__Aim of the task__.
Lines in the material below that include "this" need to be tallied; give the total alone.

__Supplied data__.
== == ==
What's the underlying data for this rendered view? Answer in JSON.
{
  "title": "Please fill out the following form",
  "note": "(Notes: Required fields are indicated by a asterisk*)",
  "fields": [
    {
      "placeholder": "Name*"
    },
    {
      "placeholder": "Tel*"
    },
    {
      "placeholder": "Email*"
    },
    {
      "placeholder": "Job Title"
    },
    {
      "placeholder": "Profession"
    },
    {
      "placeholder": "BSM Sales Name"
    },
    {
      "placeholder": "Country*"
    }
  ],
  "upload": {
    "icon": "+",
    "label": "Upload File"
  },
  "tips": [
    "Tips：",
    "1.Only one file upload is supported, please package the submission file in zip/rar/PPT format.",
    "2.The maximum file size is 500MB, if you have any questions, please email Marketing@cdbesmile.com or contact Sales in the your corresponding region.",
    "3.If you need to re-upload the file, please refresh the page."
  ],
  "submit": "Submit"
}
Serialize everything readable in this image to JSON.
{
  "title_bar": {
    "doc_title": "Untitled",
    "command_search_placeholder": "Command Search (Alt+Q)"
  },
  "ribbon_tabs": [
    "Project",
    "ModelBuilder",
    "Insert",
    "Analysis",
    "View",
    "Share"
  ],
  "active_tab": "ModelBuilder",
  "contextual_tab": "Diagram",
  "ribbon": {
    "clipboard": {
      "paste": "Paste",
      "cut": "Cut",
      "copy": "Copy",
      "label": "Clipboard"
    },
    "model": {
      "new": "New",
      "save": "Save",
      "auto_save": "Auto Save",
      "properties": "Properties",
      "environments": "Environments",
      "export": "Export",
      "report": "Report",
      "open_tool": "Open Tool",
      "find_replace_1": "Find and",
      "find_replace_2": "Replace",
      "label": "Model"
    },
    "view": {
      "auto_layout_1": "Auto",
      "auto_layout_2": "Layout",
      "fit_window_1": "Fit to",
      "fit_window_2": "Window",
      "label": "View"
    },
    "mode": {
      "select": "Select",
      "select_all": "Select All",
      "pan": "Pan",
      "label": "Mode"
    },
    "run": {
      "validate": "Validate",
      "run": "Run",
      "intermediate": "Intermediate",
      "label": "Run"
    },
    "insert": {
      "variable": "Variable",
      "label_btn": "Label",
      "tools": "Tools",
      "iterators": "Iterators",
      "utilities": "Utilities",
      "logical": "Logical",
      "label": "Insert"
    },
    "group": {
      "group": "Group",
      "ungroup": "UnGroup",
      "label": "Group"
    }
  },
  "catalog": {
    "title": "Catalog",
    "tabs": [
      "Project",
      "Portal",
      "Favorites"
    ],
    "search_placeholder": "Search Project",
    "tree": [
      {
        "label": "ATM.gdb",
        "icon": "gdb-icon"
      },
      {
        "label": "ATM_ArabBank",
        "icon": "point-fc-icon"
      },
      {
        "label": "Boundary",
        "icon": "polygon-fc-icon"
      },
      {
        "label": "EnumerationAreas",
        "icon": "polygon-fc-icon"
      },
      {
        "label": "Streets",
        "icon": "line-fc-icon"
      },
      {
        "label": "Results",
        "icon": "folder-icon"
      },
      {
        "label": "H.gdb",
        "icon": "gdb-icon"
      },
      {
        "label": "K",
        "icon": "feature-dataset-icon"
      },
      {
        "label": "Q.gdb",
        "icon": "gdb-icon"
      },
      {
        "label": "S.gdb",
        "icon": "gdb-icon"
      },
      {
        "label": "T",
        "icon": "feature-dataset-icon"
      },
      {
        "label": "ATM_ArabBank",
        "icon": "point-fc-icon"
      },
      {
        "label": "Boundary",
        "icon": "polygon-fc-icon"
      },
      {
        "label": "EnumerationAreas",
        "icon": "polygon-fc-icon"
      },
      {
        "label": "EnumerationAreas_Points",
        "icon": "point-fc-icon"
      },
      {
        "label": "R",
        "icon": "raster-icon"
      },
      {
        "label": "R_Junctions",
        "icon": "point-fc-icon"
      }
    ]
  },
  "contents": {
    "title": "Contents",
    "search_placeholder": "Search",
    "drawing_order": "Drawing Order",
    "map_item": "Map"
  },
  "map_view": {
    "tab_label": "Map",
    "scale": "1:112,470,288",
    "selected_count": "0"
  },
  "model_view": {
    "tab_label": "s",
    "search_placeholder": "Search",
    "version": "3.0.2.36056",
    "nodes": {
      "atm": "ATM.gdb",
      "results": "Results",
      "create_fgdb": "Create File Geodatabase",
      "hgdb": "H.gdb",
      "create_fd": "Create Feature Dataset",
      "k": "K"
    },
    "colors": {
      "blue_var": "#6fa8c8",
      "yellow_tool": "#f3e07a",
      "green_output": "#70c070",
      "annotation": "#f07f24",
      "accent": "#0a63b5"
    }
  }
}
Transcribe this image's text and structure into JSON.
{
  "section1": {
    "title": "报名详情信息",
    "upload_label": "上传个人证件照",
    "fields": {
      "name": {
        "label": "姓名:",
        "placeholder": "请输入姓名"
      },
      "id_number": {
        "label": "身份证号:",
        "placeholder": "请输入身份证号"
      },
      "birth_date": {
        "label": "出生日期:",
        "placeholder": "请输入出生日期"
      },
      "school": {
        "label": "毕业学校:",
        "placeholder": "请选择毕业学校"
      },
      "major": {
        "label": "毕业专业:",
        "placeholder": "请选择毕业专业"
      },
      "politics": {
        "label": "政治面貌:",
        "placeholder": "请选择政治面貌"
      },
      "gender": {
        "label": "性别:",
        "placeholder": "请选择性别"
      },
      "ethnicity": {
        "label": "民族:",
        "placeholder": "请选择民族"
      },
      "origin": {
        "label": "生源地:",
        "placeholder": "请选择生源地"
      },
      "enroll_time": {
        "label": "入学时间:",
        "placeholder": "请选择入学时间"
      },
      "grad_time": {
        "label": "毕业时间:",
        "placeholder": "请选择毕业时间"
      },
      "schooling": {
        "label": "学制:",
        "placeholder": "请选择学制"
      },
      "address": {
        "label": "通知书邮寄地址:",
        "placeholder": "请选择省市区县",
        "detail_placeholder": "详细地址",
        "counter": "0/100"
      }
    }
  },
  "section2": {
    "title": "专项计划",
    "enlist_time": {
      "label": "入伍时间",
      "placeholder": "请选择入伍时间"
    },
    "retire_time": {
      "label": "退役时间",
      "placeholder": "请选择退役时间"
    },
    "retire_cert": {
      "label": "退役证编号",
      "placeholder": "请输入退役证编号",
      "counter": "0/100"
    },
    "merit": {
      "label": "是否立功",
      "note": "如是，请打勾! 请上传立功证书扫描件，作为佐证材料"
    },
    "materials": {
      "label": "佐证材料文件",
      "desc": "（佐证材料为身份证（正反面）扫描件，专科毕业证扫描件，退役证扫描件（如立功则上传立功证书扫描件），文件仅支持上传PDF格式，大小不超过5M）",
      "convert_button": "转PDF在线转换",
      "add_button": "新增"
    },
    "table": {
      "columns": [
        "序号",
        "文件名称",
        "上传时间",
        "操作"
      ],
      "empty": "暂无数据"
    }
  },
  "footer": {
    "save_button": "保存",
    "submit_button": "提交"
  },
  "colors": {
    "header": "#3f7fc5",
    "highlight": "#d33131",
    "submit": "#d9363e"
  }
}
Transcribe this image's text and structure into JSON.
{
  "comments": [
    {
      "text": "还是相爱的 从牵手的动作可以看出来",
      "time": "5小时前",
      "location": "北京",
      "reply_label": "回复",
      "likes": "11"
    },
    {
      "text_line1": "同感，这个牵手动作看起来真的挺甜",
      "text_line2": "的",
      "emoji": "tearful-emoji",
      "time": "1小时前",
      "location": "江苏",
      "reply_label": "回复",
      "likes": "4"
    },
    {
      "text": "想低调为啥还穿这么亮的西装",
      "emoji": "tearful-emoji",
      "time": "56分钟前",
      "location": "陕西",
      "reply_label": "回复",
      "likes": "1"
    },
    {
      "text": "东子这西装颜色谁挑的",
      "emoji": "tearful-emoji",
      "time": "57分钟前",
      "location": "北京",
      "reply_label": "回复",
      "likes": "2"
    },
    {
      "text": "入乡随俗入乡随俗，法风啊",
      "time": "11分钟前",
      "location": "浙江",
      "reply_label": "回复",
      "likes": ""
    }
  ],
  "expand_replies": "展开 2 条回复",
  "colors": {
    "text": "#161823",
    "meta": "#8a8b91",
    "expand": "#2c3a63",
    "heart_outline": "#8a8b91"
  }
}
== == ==
__Answer box__.
4